The U.S. economy grew at a 1.8 percent annual rate in the July-September quarter, stubbornly defying some economists' assertions that a recession began during the summer, the Commerce Department reported yesterday. It was the economy's strongest performance in a year and a half.

Nevertheless, many private economists continued to predict that the impact of rising oil prices and plummetting consumer confidence will trigger a recession, with a substantial decline in the gross national product, before the end of the year.

Bush administration economists were among those surprised by the economy's strength in the third quarter, compared with the 0.4 percent rate of growth in the second quarter. They agreed that growth in the current quarter and the first three months of 1991 will be well below the third-quarter pace. But they insisted no recession is imminent.

"Our best guess is that the economy will grow, although the next quarter or two will probably be somewhat weaker," said Michael Boskin, chairman of the Council of Economic Advisers.

At the Commerce Department, undersecretary for economic affairs Michael Darby, said, "This ... contradicts those who believe we are in a recession or are about to enter one. We expect the economy to continue to expand at a modest pace for the remainder of the year and in 1991."

In yesterday's advance report on GNP -- which will be revised twice as more complete information becomes available -- both consumer spending and business investment were stronger than all but a few forecasters had expected.

Meanwhile, inflation ran at a 4.1 percent rate in the quarter, up slightly from a 3.9 percent rate in the previous three months. More of the impact of soaring oil prices will show up in the GNP price index this quarter.

Despite the oil price shock, which according to two national surveys has knocked consumer confidence into a tailspin, households stepped up their spending at a 3.6 percent rate, after adjustment for inflation.

This compared with a 0.2 percent rate in the previous three months. Automobile sales gained, as did purchases of services, including more gas and electricity bought to cope with unusually hot summer weather in parts of the country, the department said.

Business investment gains were concentrated in the transportation sector, as carmakers made large fleet sales to car rental companies.

Negatives for the quarter included another sharp drop in housing construction, a small increase in the trade deficit, which tends to depress GNP, and a smaller increase in business inventories than in the second quarter.

Housing construction has now declined in seven of the last eight quarters and no one disputes that that industry is mired deep in recession.

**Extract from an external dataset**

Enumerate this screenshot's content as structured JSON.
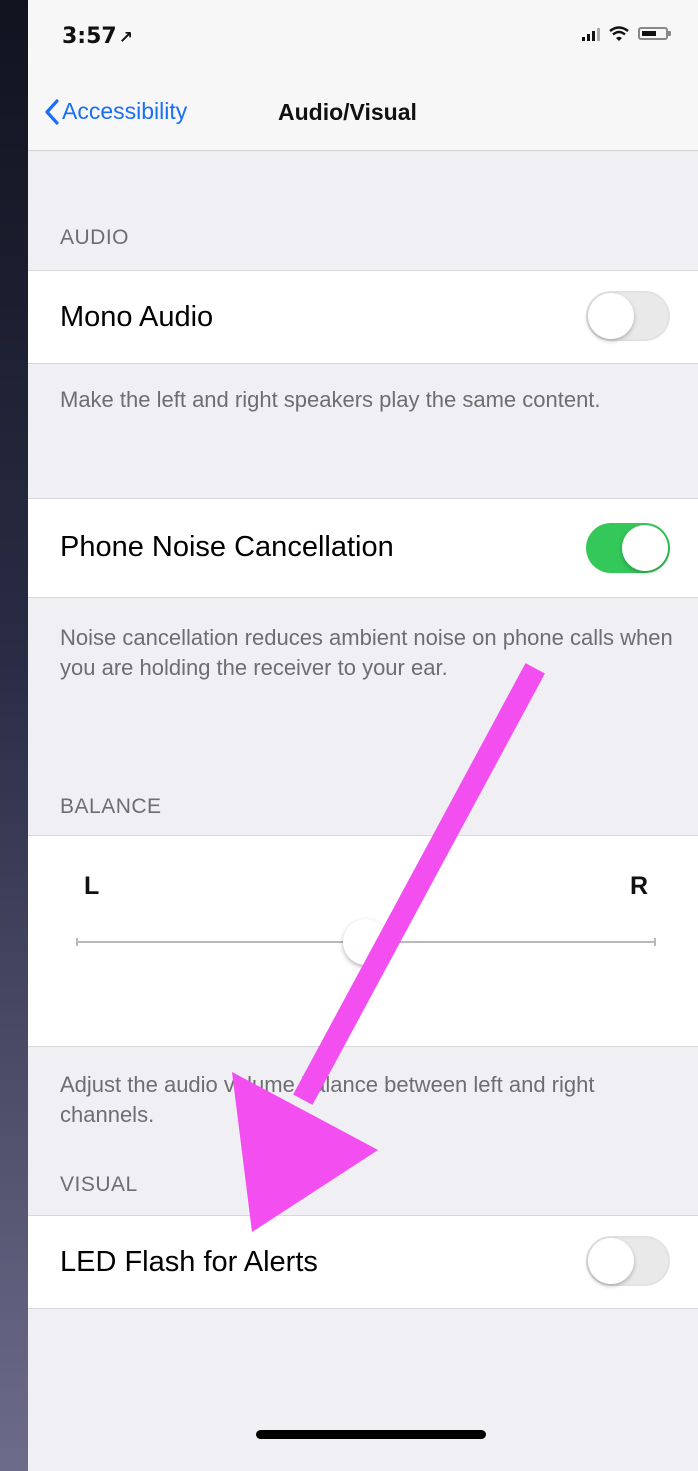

In a separate report, the Commerce Department said sales of new homes fell 6 percent in September to an annual rate of 503,000 units. It was the ninth drop in the past year and the worst in the last six months. Regionally, the September decline was worst in the Northeast, where only 54,000 new homes were sold.

For all the unexpected show of strength in the report, most forecasters were not changing their prediction that the longest peacetime expansion in the nation's history is coming to an end. The expansion began in December 1982 after the severe recession that began the year before.

"There is nothing in here that would cause me to change my forecast," said L. Douglas Lee, chief economist of Washington Analysis Co., though he, too, was surprised by the third-quarter gains. "What we saw in the third quarter does not carry over," Lee said. "I am predicting a recession that lasts three quarters with declines of between 1 percent and 2 percent annual rates each quarter. I am calling it a mild kind of recession, and not one that lasts a year."

Similarly, economist Roger Brinner of DRI/McGraw-Hill, who came very close in calling the third-quarter numbers, also expects a recession to begin this quarter. "The report doesn't change our forecast at all; it was so close to what we predicted," Brinner said. "Why was it so good? Until the Iraqi invasion, consumers thought we were going to have a soft landing" and no recession, he said. Now the confrontation in the Middle East and the uncertainty surrounding it has "devastated consumer confidence." That loss of confidence will have more of an economic impact than the loss of purchasing power associated with the sharp rise in oil prices, he added.

"I think we will get a reversal of the third-quarter gain, a 1.5 percent to 2 percent decline, in the fourth quarter," Brinner predicted.

A further small drop is likely in the first quarter and possibly in the second, Brinner said. "The recession will end when oil prices fall and stay down, because you have to restore confidence and purchasing power," he said.